● Prompt:
Filter the entries for the word "favicon". Copy each line that has it.

======

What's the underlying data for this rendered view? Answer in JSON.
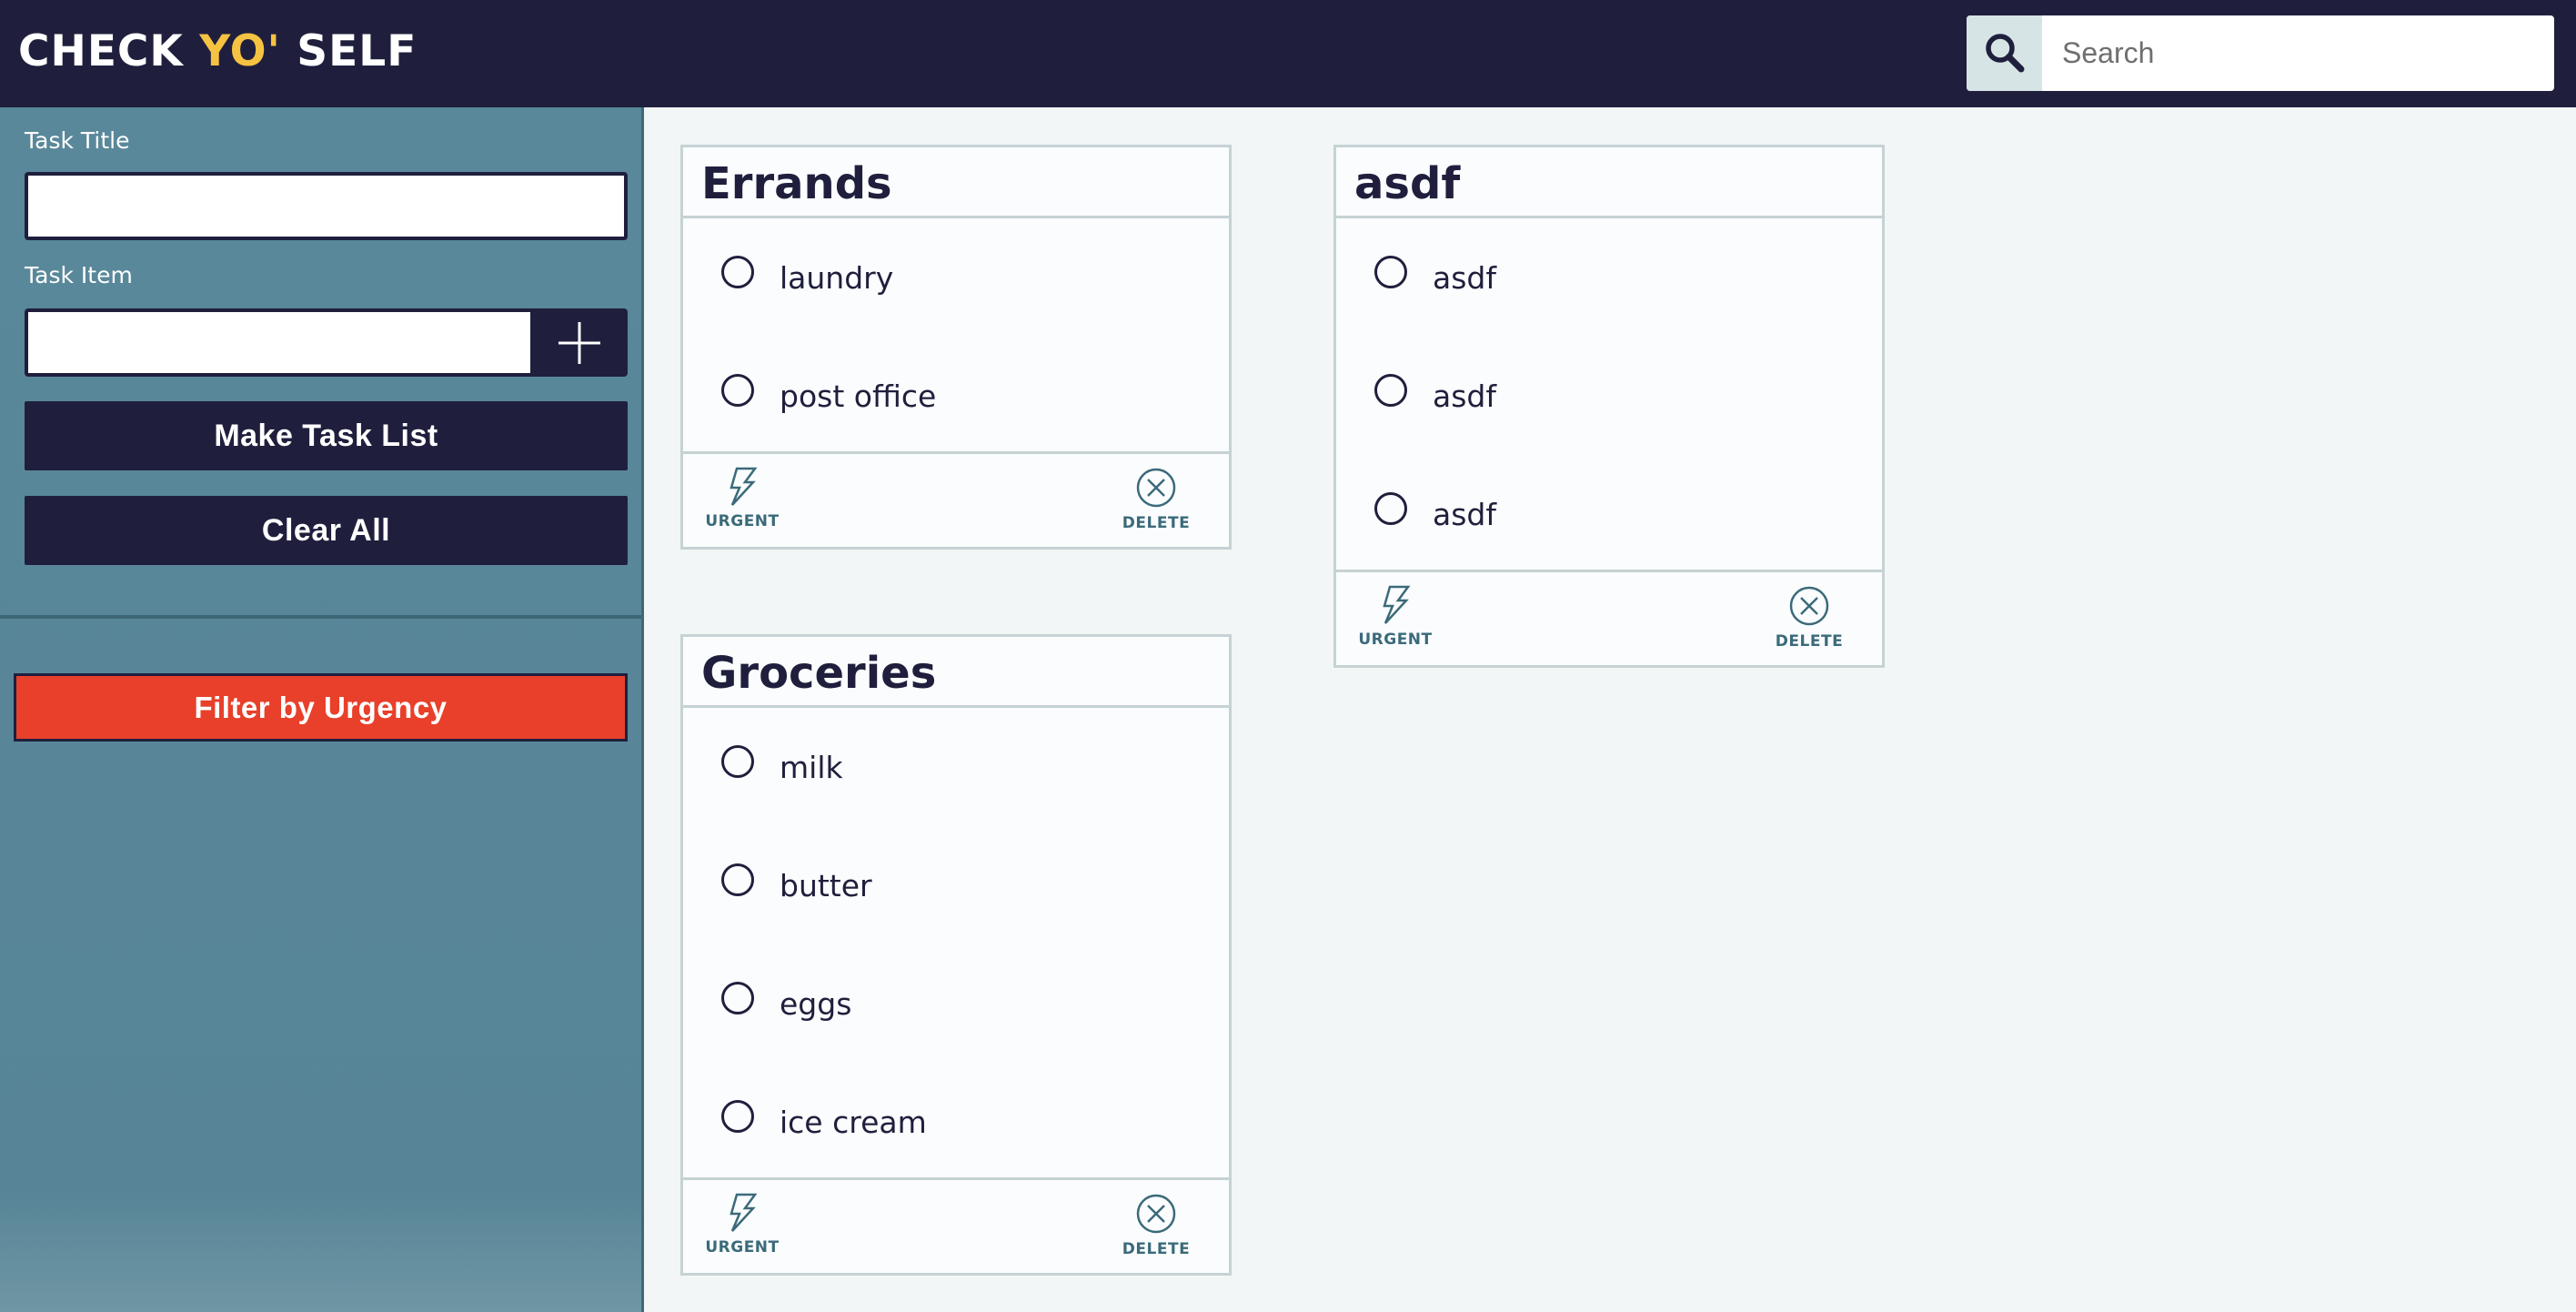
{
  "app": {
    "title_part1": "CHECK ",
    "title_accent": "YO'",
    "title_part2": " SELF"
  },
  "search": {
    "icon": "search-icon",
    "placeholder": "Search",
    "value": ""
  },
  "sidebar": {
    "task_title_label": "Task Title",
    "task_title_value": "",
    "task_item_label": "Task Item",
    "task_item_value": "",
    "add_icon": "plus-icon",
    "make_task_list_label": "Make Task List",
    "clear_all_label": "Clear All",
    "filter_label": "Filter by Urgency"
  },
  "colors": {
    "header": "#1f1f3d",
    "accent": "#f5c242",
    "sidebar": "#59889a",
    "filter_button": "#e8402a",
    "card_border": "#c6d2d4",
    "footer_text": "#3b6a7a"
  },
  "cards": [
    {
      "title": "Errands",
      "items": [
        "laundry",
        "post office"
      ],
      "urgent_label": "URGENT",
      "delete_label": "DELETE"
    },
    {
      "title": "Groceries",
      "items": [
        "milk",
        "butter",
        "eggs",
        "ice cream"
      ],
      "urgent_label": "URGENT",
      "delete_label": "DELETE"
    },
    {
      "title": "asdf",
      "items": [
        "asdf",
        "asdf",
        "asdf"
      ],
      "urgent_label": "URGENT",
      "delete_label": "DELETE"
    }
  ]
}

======

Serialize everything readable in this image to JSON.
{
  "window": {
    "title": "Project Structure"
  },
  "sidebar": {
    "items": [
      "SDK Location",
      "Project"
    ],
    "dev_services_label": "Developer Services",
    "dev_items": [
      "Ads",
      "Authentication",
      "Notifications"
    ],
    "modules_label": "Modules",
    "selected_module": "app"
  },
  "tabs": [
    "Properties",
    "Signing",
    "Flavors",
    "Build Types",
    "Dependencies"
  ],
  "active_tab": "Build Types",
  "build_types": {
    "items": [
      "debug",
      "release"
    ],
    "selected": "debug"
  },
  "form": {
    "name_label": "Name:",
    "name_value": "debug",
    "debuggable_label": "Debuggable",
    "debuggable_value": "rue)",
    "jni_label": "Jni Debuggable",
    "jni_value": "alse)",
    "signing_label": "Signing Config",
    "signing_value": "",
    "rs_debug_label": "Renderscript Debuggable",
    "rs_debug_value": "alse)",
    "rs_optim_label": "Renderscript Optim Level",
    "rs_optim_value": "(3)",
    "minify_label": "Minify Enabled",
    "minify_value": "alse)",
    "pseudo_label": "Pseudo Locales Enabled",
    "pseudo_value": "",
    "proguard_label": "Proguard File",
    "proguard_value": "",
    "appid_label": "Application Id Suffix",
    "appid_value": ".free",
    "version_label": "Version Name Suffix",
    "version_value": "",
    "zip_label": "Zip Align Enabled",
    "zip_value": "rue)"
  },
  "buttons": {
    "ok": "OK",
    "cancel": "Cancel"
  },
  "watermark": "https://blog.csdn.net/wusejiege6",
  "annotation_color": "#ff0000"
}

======

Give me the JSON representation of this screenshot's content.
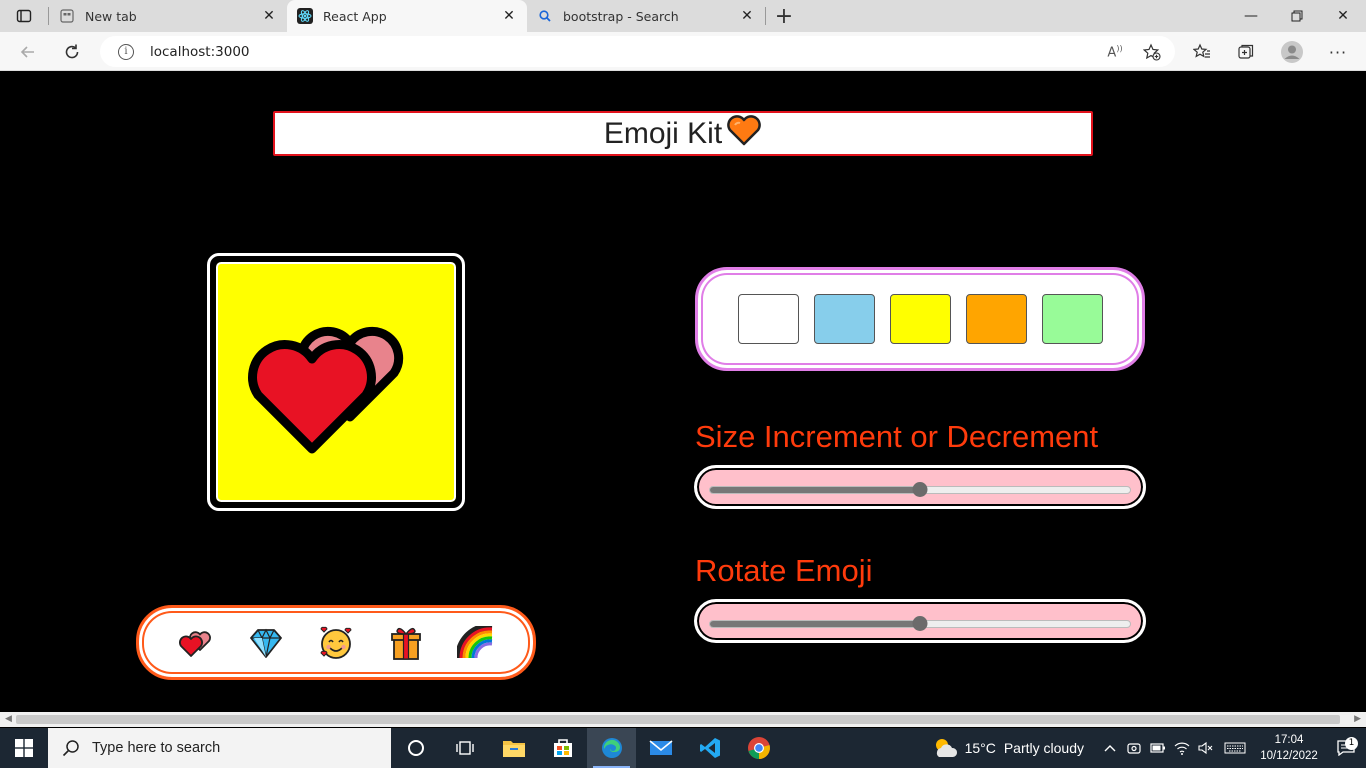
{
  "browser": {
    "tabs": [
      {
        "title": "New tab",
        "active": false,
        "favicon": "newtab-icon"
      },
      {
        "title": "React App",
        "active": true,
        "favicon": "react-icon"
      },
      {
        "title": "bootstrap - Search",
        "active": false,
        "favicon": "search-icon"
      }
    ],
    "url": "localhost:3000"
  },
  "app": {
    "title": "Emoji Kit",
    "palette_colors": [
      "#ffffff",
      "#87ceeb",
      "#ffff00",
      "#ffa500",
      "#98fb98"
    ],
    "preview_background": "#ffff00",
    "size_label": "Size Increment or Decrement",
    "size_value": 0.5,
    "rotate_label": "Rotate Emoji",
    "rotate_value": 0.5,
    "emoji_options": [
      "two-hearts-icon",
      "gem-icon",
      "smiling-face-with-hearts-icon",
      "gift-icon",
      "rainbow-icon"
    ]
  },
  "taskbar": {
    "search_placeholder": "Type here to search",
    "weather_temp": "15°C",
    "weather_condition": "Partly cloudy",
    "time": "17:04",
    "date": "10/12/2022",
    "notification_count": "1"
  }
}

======

● Exercise output:
        "favicon": "newtab-icon"
        "favicon": "react-icon"
        "favicon": "search-icon"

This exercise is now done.